**Supplied data**:

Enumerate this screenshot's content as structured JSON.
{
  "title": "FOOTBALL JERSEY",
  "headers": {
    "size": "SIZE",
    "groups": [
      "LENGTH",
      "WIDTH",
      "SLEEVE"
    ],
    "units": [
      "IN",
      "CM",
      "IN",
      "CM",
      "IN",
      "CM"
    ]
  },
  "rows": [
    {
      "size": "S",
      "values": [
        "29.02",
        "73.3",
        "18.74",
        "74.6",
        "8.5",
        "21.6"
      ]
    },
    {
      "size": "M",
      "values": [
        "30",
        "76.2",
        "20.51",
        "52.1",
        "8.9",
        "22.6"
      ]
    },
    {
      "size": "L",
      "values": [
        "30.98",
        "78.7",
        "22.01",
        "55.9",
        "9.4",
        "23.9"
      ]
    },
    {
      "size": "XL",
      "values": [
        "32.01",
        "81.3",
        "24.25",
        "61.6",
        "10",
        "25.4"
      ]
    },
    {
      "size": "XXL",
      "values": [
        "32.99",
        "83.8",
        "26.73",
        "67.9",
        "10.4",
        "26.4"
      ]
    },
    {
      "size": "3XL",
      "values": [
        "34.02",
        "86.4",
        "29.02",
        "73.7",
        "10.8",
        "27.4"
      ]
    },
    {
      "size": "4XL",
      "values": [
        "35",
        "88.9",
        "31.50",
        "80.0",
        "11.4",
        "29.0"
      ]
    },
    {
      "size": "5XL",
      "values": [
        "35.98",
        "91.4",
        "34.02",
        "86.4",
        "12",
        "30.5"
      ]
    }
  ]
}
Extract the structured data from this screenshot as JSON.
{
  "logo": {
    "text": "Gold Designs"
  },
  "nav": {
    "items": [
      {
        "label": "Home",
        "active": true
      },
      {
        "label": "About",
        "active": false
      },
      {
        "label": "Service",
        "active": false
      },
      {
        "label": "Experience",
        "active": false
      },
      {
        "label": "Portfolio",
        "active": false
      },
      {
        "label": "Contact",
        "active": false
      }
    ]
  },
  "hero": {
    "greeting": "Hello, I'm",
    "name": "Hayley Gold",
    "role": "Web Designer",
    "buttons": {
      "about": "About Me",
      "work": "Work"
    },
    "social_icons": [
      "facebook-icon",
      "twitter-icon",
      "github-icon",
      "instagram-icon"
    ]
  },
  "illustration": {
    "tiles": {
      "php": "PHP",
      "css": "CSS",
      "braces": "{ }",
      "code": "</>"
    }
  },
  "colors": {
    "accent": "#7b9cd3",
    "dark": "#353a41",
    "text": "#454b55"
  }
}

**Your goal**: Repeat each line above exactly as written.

**Response to the task**:
Enumerate this screenshot's content as structured JSON.
{
  "title": "FOOTBALL JERSEY",
  "headers": {
    "size": "SIZE",
    "groups": [
      "LENGTH",
      "WIDTH",
      "SLEEVE"
    ],
    "units": [
      "IN",
      "CM",
      "IN",
      "CM",
      "IN",
      "CM"
    ]
  },
  "rows": [
    {
      "size": "S",
      "values": [
        "29.02",
        "73.3",
        "18.74",
        "74.6",
        "8.5",
        "21.6"
      ]
    },
    {
      "size": "M",
      "values": [
        "30",
        "76.2",
        "20.51",
        "52.1",
        "8.9",
        "22.6"
      ]
    },
    {
      "size": "L",
      "values": [
        "30.98",
        "78.7",
        "22.01",
        "55.9",
        "9.4",
        "23.9"
      ]
    },
    {
      "size": "XL",
      "values": [
        "32.01",
        "81.3",
        "24.25",
        "61.6",
        "10",
        "25.4"
      ]
    },
    {
      "size": "XXL",
      "values": [
        "32.99",
        "83.8",
        "26.73",
        "67.9",
        "10.4",
        "26.4"
      ]
    },
    {
      "size": "3XL",
      "values": [
        "34.02",
        "86.4",
        "29.02",
        "73.7",
        "10.8",
        "27.4"
      ]
    },
    {
      "size": "4XL",
      "values": [
        "35",
        "88.9",
        "31.50",
        "80.0",
        "11.4",
        "29.0"
      ]
    },
    {
      "size": "5XL",
      "values": [
        "35.98",
        "91.4",
        "34.02",
        "86.4",
        "12",
        "30.5"
      ]
    }
  ]
}
Extract the structured data from this screenshot as JSON.
{
  "logo": {
    "text": "Gold Designs"
  },
  "nav": {
    "items": [
      {
        "label": "Home",
        "active": true
      },
      {
        "label": "About",
        "active": false
      },
      {
        "label": "Service",
        "active": false
      },
      {
        "label": "Experience",
        "active": false
      },
      {
        "label": "Portfolio",
        "active": false
      },
      {
        "label": "Contact",
        "active": false
      }
    ]
  },
  "hero": {
    "greeting": "Hello, I'm",
    "name": "Hayley Gold",
    "role": "Web Designer",
    "buttons": {
      "about": "About Me",
      "work": "Work"
    },
    "social_icons": [
      "facebook-icon",
      "twitter-icon",
      "github-icon",
      "instagram-icon"
    ]
  },
  "illustration": {
    "tiles": {
      "php": "PHP",
      "css": "CSS",
      "braces": "{ }",
      "code": "</>"
    }
  },
  "colors": {
    "accent": "#7b9cd3",
    "dark": "#353a41",
    "text": "#454b55"
  }
}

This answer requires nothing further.